However, suspicion eventually turned to a serial killer named Richard Evonitz. In June 2002, Evonitz was about to be arrested for an unrelated crime but shot himself when police tracked him down. Forensic evidence eventually linked Evonitz to the unsolved murders of three teenage girls from the mid-1990s. Since these crimes also occurred in Virginia around the same time Williams and Winans were murdered, Evonitz is considered a suspect but thus far nothing has connected him to the crime.
The Great Smoky Mountains National Park Disappearances
The Great Smoky Mountains National Park borders Tennessee and North Carolina and is the most visited national park in the US. Therefore, it’s probably inevitable that the park has its fair share of unsolved disappearances.
On June 14, 1969, six-year-old Dennis Martin went on an outing to the park with his family. Dennis and three other boys split off in separate directions to play a prank, but Dennis did not return and a massive search of the area turned up nothing. A nearby witness recalled hearing a frightening scream sometime that afternoon before he saw a rough-looking man running through the woods.
Years later, a man found what appeared to be the skeletal remains of a child in the park but did not inform the authorities because he was hunting illegally at the time. When he finally reported it during the 1980s, the remains could no longer be found. No one knows if either of these events had any connection to Dennis Martin’s disappearance.
Another unsolved Smoky Mountains disappearance involved 16-year-old Trenny Gibson who vanished during a school trip to the park on October 18, 1976. While the students were hiking, Trenny somehow became separated from them and disappeared, never to be seen again. On September 25, 1981, 58-year-old Thelma Melton was hiking through the park on Deep Creek Trail with two friends when she got way ahead of them and disappeared after walking over a hill. No one could find her afterward.

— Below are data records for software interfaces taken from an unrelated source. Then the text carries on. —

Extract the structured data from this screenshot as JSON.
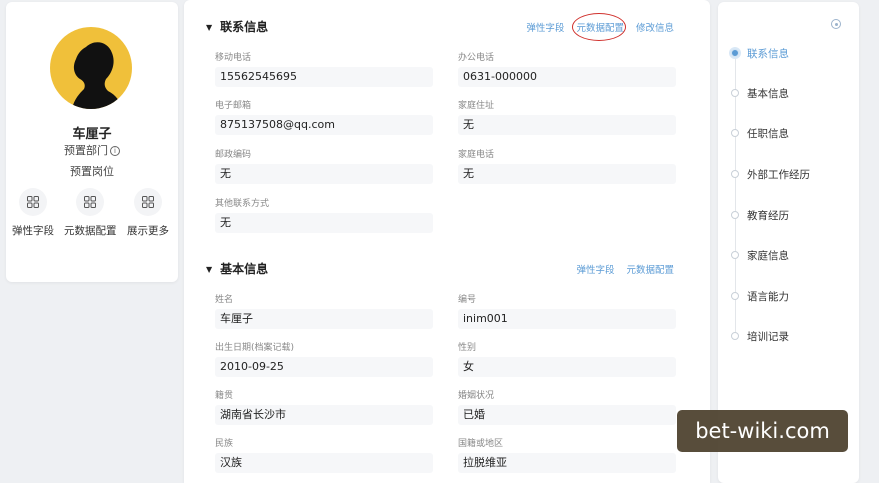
{
  "profile": {
    "name": "车厘子",
    "department": "预置部门",
    "post": "预置岗位",
    "actions": [
      {
        "label": "弹性字段",
        "icon": "grid-icon"
      },
      {
        "label": "元数据配置",
        "icon": "grid-icon"
      },
      {
        "label": "展示更多",
        "icon": "grid-icon"
      }
    ]
  },
  "contact": {
    "title": "联系信息",
    "links": [
      "弹性字段",
      "元数据配置",
      "修改信息"
    ],
    "fields": [
      {
        "label": "移动电话",
        "value": "15562545695"
      },
      {
        "label": "办公电话",
        "value": "0631-000000"
      },
      {
        "label": "电子邮箱",
        "value": "875137508@qq.com"
      },
      {
        "label": "家庭住址",
        "value": "无"
      },
      {
        "label": "邮政编码",
        "value": "无"
      },
      {
        "label": "家庭电话",
        "value": "无"
      },
      {
        "label": "其他联系方式",
        "value": "无"
      }
    ]
  },
  "basic": {
    "title": "基本信息",
    "links": [
      "弹性字段",
      "元数据配置"
    ],
    "fields": [
      {
        "label": "姓名",
        "value": "车厘子"
      },
      {
        "label": "编号",
        "value": "inim001"
      },
      {
        "label": "出生日期(档案记载)",
        "value": "2010-09-25"
      },
      {
        "label": "性别",
        "value": "女"
      },
      {
        "label": "籍贯",
        "value": "湖南省长沙市"
      },
      {
        "label": "婚姻状况",
        "value": "已婚"
      },
      {
        "label": "民族",
        "value": "汉族"
      },
      {
        "label": "国籍或地区",
        "value": "拉脱维亚"
      }
    ]
  },
  "nav": {
    "items": [
      "联系信息",
      "基本信息",
      "任职信息",
      "外部工作经历",
      "教育经历",
      "家庭信息",
      "语言能力",
      "培训记录"
    ],
    "active_index": 0
  },
  "watermark": "bet-wiki.com",
  "colors": {
    "accent": "#5b9bd5",
    "annotation_circle": "#d0312d",
    "avatar_bg": "#f0c03a"
  }
}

More recently, 24-year-old Derek Joseph Leuking went missing on March 17, 2012. His vehicle was found in the Newfound Gap parking lot. All his gear had been left behind, but there was a note on the windshield which read: “Don’t try to follow me.” No trace of Leuking could be found anywhere in the park, adding his name to the list of people who have mysteriously disappeared into the Great Smoky Mountains.